◆ Required work: If a line in the records contains the string "Page", show that line.

◆ Entries provided:
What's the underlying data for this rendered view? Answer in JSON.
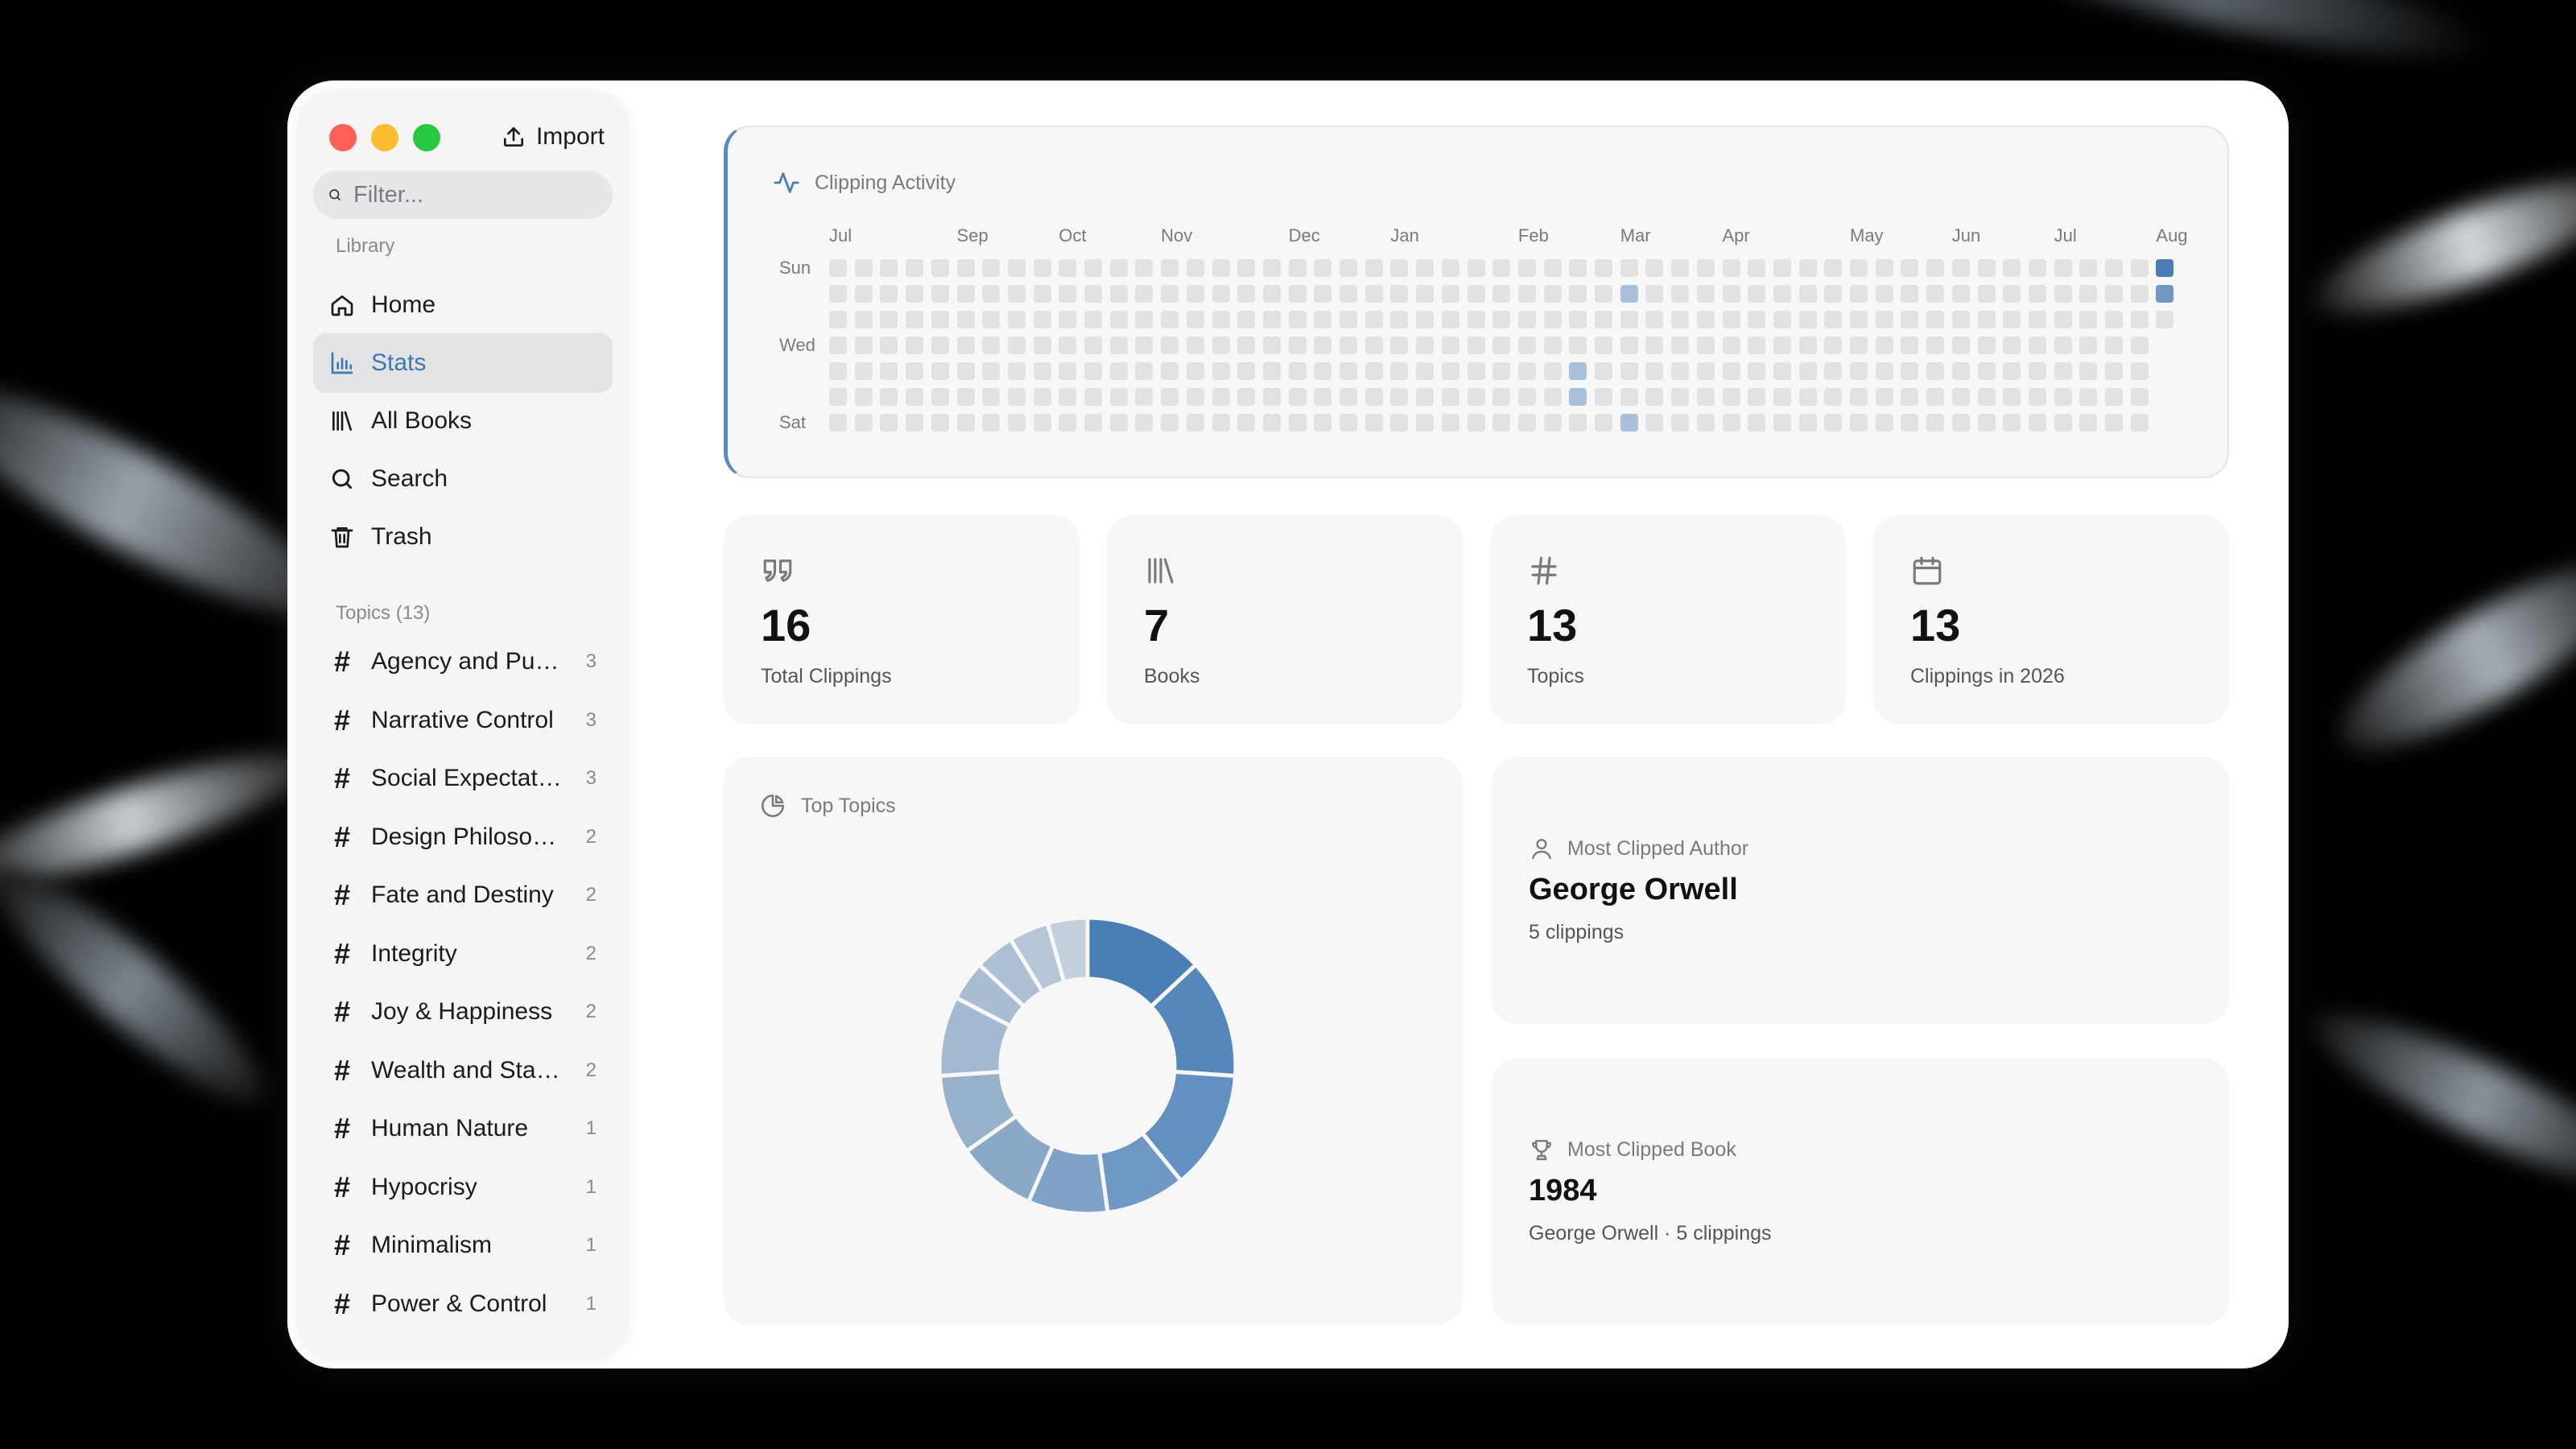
{
  "sidebar": {
    "import_label": "Import",
    "filter_placeholder": "Filter...",
    "library_label": "Library",
    "nav": [
      {
        "label": "Home",
        "icon": "home-icon"
      },
      {
        "label": "Stats",
        "icon": "bar-chart-icon",
        "active": true
      },
      {
        "label": "All Books",
        "icon": "books-icon"
      },
      {
        "label": "Search",
        "icon": "search-icon"
      },
      {
        "label": "Trash",
        "icon": "trash-icon"
      }
    ],
    "topics_label": "Topics (13)",
    "topics": [
      {
        "name": "Agency and Purpo...",
        "count": "3"
      },
      {
        "name": "Narrative Control",
        "count": "3"
      },
      {
        "name": "Social Expectations",
        "count": "3"
      },
      {
        "name": "Design Philosophy",
        "count": "2"
      },
      {
        "name": "Fate and Destiny",
        "count": "2"
      },
      {
        "name": "Integrity",
        "count": "2"
      },
      {
        "name": "Joy & Happiness",
        "count": "2"
      },
      {
        "name": "Wealth and Status",
        "count": "2"
      },
      {
        "name": "Human Nature",
        "count": "1"
      },
      {
        "name": "Hypocrisy",
        "count": "1"
      },
      {
        "name": "Minimalism",
        "count": "1"
      },
      {
        "name": "Power & Control",
        "count": "1"
      }
    ]
  },
  "activity": {
    "title": "Clipping Activity",
    "months": [
      "Jul",
      "Sep",
      "Oct",
      "Nov",
      "Dec",
      "Jan",
      "Feb",
      "Mar",
      "Apr",
      "May",
      "Jun",
      "Jul",
      "Aug"
    ],
    "days": [
      "Sun",
      "Wed",
      "Sat"
    ],
    "weeks": 53,
    "active_cells": [
      {
        "week": 29,
        "day": 4,
        "level": 1
      },
      {
        "week": 29,
        "day": 5,
        "level": 1
      },
      {
        "week": 29,
        "day": 5,
        "level": 1
      },
      {
        "week": 31,
        "day": 1,
        "level": 1
      },
      {
        "week": 31,
        "day": 6,
        "level": 1
      },
      {
        "week": 52,
        "day": 0,
        "level": 3
      },
      {
        "week": 52,
        "day": 1,
        "level": 2
      }
    ],
    "colors": {
      "empty": "#e2e2e4",
      "level1": "#a9c0da",
      "level2": "#7198c4",
      "level3": "#4a7fb6"
    }
  },
  "stats": [
    {
      "icon": "quote-icon",
      "value": "16",
      "label": "Total Clippings"
    },
    {
      "icon": "books-icon",
      "value": "7",
      "label": "Books"
    },
    {
      "icon": "hash-icon",
      "value": "13",
      "label": "Topics"
    },
    {
      "icon": "calendar-icon",
      "value": "13",
      "label": "Clippings in 2026"
    }
  ],
  "top_topics": {
    "title": "Top Topics"
  },
  "chart_data": {
    "type": "pie",
    "donut": true,
    "values": [
      3,
      3,
      3,
      2,
      2,
      2,
      2,
      2,
      1,
      1,
      1,
      1
    ],
    "colors": [
      "#4a7fb6",
      "#5587bb",
      "#6290c1",
      "#6f99c4",
      "#7ea2c7",
      "#8aa9c8",
      "#97b1cb",
      "#a3b9d0",
      "#a8bcd2",
      "#adc0d3",
      "#b6c6d6",
      "#c3cfdb"
    ]
  },
  "most_author": {
    "header": "Most Clipped Author",
    "name": "George Orwell",
    "sub": "5 clippings"
  },
  "most_book": {
    "header": "Most Clipped Book",
    "name": "1984",
    "sub": "George Orwell · 5 clippings"
  }
}
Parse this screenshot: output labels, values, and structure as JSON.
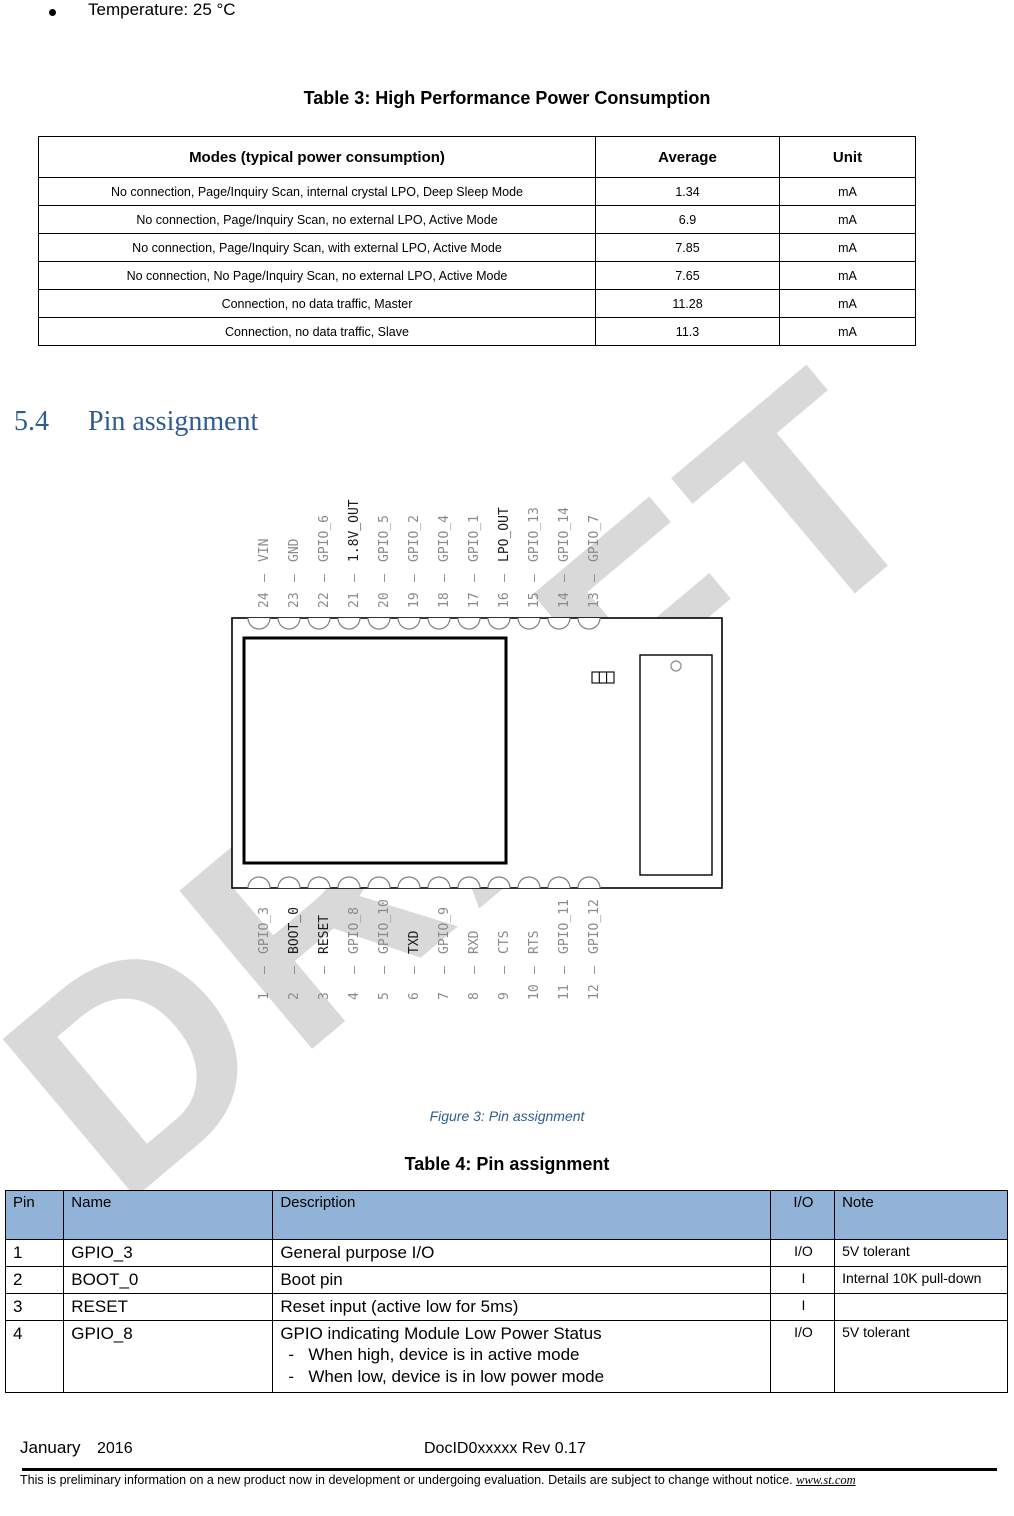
{
  "bullet": {
    "text": "Temperature: 25 °C"
  },
  "table3": {
    "caption": "Table 3: High Performance Power Consumption",
    "headers": [
      "Modes (typical power consumption)",
      "Average",
      "Unit"
    ],
    "rows": [
      [
        "No connection, Page/Inquiry Scan, internal crystal LPO, Deep Sleep Mode",
        "1.34",
        "mA"
      ],
      [
        "No connection, Page/Inquiry Scan, no external LPO, Active Mode",
        "6.9",
        "mA"
      ],
      [
        "No connection, Page/Inquiry Scan, with external LPO, Active Mode",
        "7.85",
        "mA"
      ],
      [
        "No connection, No Page/Inquiry Scan, no external LPO, Active Mode",
        "7.65",
        "mA"
      ],
      [
        "Connection, no data traffic, Master",
        "11.28",
        "mA"
      ],
      [
        "Connection, no data traffic, Slave",
        "11.3",
        "mA"
      ]
    ]
  },
  "section": {
    "number": "5.4",
    "title": "Pin assignment"
  },
  "figure": {
    "caption": "Figure 3: Pin assignment",
    "watermark": "DRAFT",
    "top_pins": [
      {
        "num": "24",
        "name": "VIN",
        "emph": false
      },
      {
        "num": "23",
        "name": "GND",
        "emph": false
      },
      {
        "num": "22",
        "name": "GPIO_6",
        "emph": false
      },
      {
        "num": "21",
        "name": "1.8V_OUT",
        "emph": true
      },
      {
        "num": "20",
        "name": "GPIO_5",
        "emph": false
      },
      {
        "num": "19",
        "name": "GPIO_2",
        "emph": false
      },
      {
        "num": "18",
        "name": "GPIO_4",
        "emph": false
      },
      {
        "num": "17",
        "name": "GPIO_1",
        "emph": false
      },
      {
        "num": "16",
        "name": "LPO_OUT",
        "emph": true
      },
      {
        "num": "15",
        "name": "GPIO_13",
        "emph": false
      },
      {
        "num": "14",
        "name": "GPIO_14",
        "emph": false
      },
      {
        "num": "13",
        "name": "GPIO_7",
        "emph": false
      }
    ],
    "bottom_pins": [
      {
        "num": "1",
        "name": "GPIO_3",
        "emph": false
      },
      {
        "num": "2",
        "name": "BOOT_0",
        "emph": true
      },
      {
        "num": "3",
        "name": "RESET",
        "emph": true
      },
      {
        "num": "4",
        "name": "GPIO_8",
        "emph": false
      },
      {
        "num": "5",
        "name": "GPIO_10",
        "emph": false
      },
      {
        "num": "6",
        "name": "TXD",
        "emph": true
      },
      {
        "num": "7",
        "name": "GPIO_9",
        "emph": false
      },
      {
        "num": "8",
        "name": "RXD",
        "emph": false
      },
      {
        "num": "9",
        "name": "CTS",
        "emph": false
      },
      {
        "num": "10",
        "name": "RTS",
        "emph": false
      },
      {
        "num": "11",
        "name": "GPIO_11",
        "emph": false
      },
      {
        "num": "12",
        "name": "GPIO_12",
        "emph": false
      }
    ]
  },
  "table4": {
    "caption": "Table 4: Pin assignment",
    "headers": [
      "Pin",
      "Name",
      "Description",
      "I/O",
      "Note"
    ],
    "header_bg": "#91b3d7",
    "rows": [
      {
        "pin": "1",
        "name": "GPIO_3",
        "description": "General purpose I/O",
        "sub_items": [],
        "io": "I/O",
        "note": "5V tolerant"
      },
      {
        "pin": "2",
        "name": "BOOT_0",
        "description": "Boot pin",
        "sub_items": [],
        "io": "I",
        "note": "Internal 10K pull-down"
      },
      {
        "pin": "3",
        "name": "RESET",
        "description": "Reset input (active low for 5ms)",
        "sub_items": [],
        "io": "I",
        "note": ""
      },
      {
        "pin": "4",
        "name": "GPIO_8",
        "description": "GPIO indicating Module Low Power Status",
        "sub_items": [
          "When high, device is in active mode",
          "When low, device is in low power mode"
        ],
        "io": "I/O",
        "note": "5V tolerant"
      }
    ]
  },
  "footer": {
    "month": "January",
    "year": "2016",
    "doc_id": "DocID0xxxxx Rev 0.17",
    "notice": "This is preliminary information on a new product now in development or undergoing   evaluation.  Details are subject to change without notice. ",
    "url": "www.st.com"
  }
}
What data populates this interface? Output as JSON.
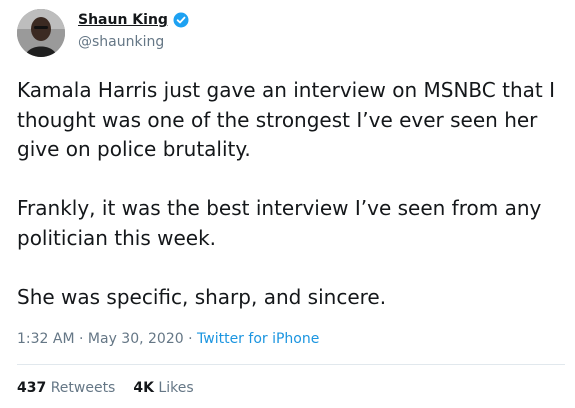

◆ Response area:
        "No connection, Page/Inquiry Scan, internal crystal LPO, Deep Sleep Mode",
        "No connection, Page/Inquiry Scan, no external LPO, Active Mode",
        "No connection, Page/Inquiry Scan, with external LPO, Active Mode",
        "No connection, No Page/Inquiry Scan, no external LPO, Active Mode",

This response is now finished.